→ Problem:
Your answer must be the full listing, word for word, with no images in it.

→ Given information:
▼

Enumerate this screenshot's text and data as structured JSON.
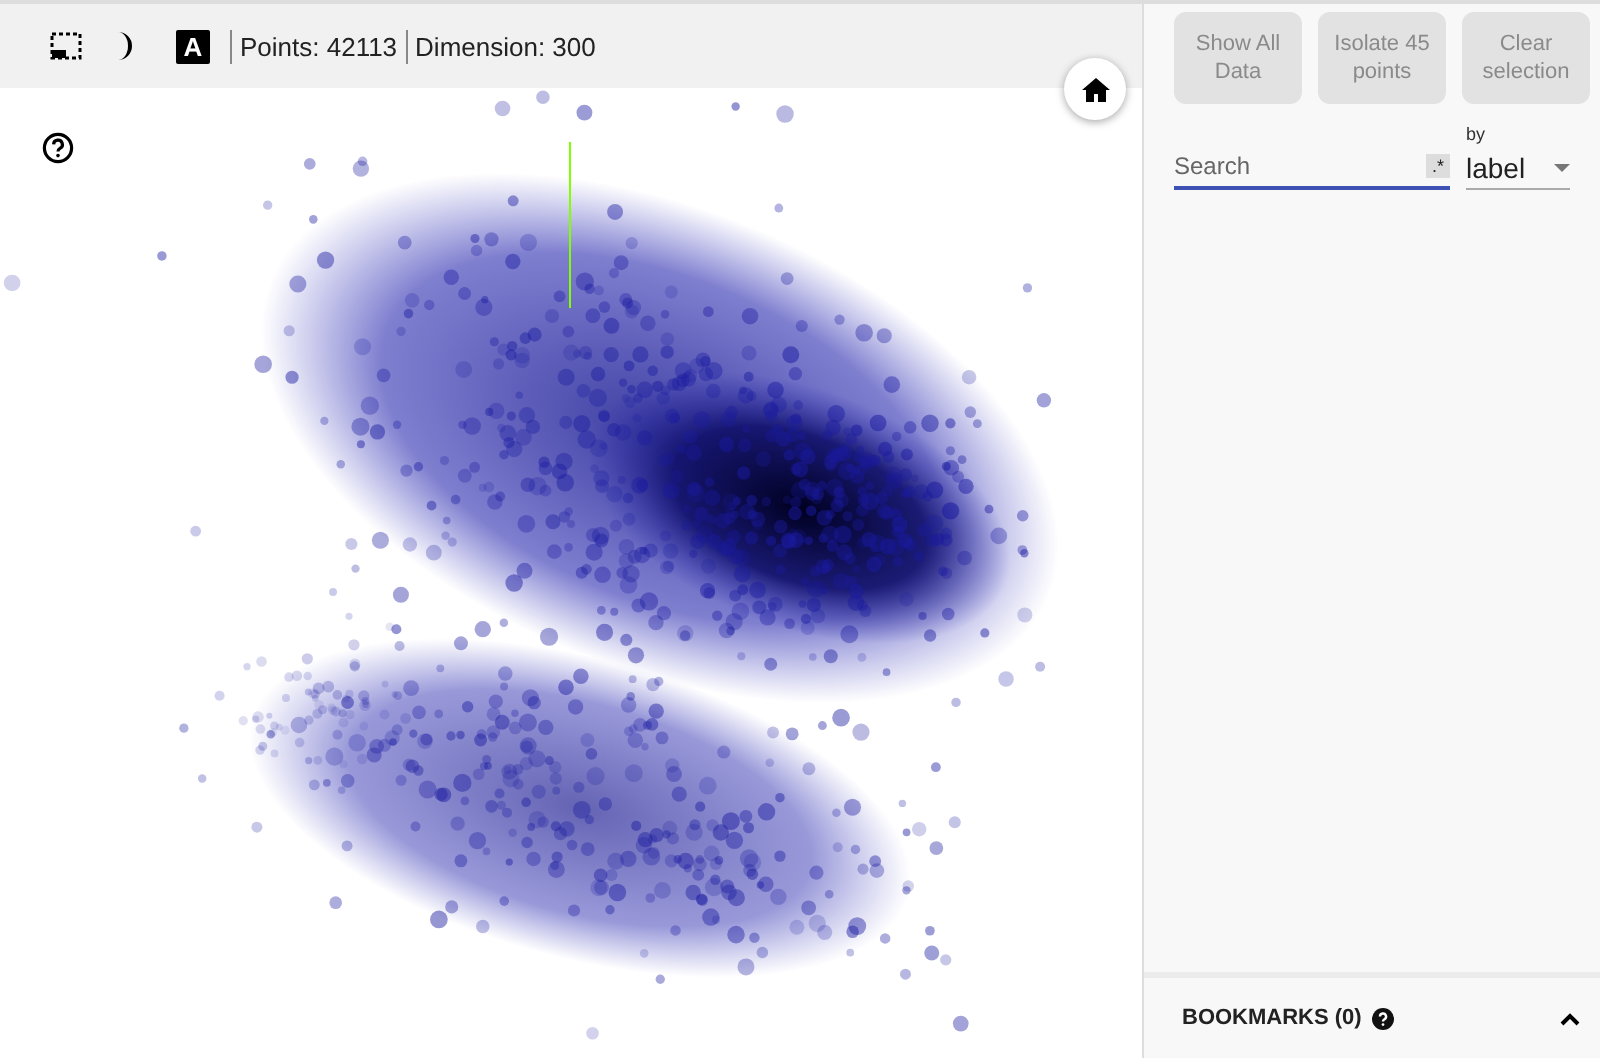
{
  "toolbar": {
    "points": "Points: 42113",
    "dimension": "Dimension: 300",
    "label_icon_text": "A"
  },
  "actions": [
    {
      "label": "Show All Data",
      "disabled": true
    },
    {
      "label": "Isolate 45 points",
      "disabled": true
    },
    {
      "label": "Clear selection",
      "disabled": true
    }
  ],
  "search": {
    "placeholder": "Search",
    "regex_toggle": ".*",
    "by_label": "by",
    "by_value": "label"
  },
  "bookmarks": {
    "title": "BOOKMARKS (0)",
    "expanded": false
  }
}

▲

→ Exercise result:
Enumerate this screenshot's text and data as structured JSON.
{
  "toolbar": {
    "points": "Points: 42113",
    "dimension": "Dimension: 300",
    "label_icon_text": "A"
  },
  "actions": [
    {
      "label": "Show All Data",
      "disabled": true
    },
    {
      "label": "Isolate 45 points",
      "disabled": true
    },
    {
      "label": "Clear selection",
      "disabled": true
    }
  ],
  "search": {
    "placeholder": "Search",
    "regex_toggle": ".*",
    "by_label": "by",
    "by_value": "label"
  },
  "bookmarks": {
    "title": "BOOKMARKS (0)",
    "expanded": false
  }
}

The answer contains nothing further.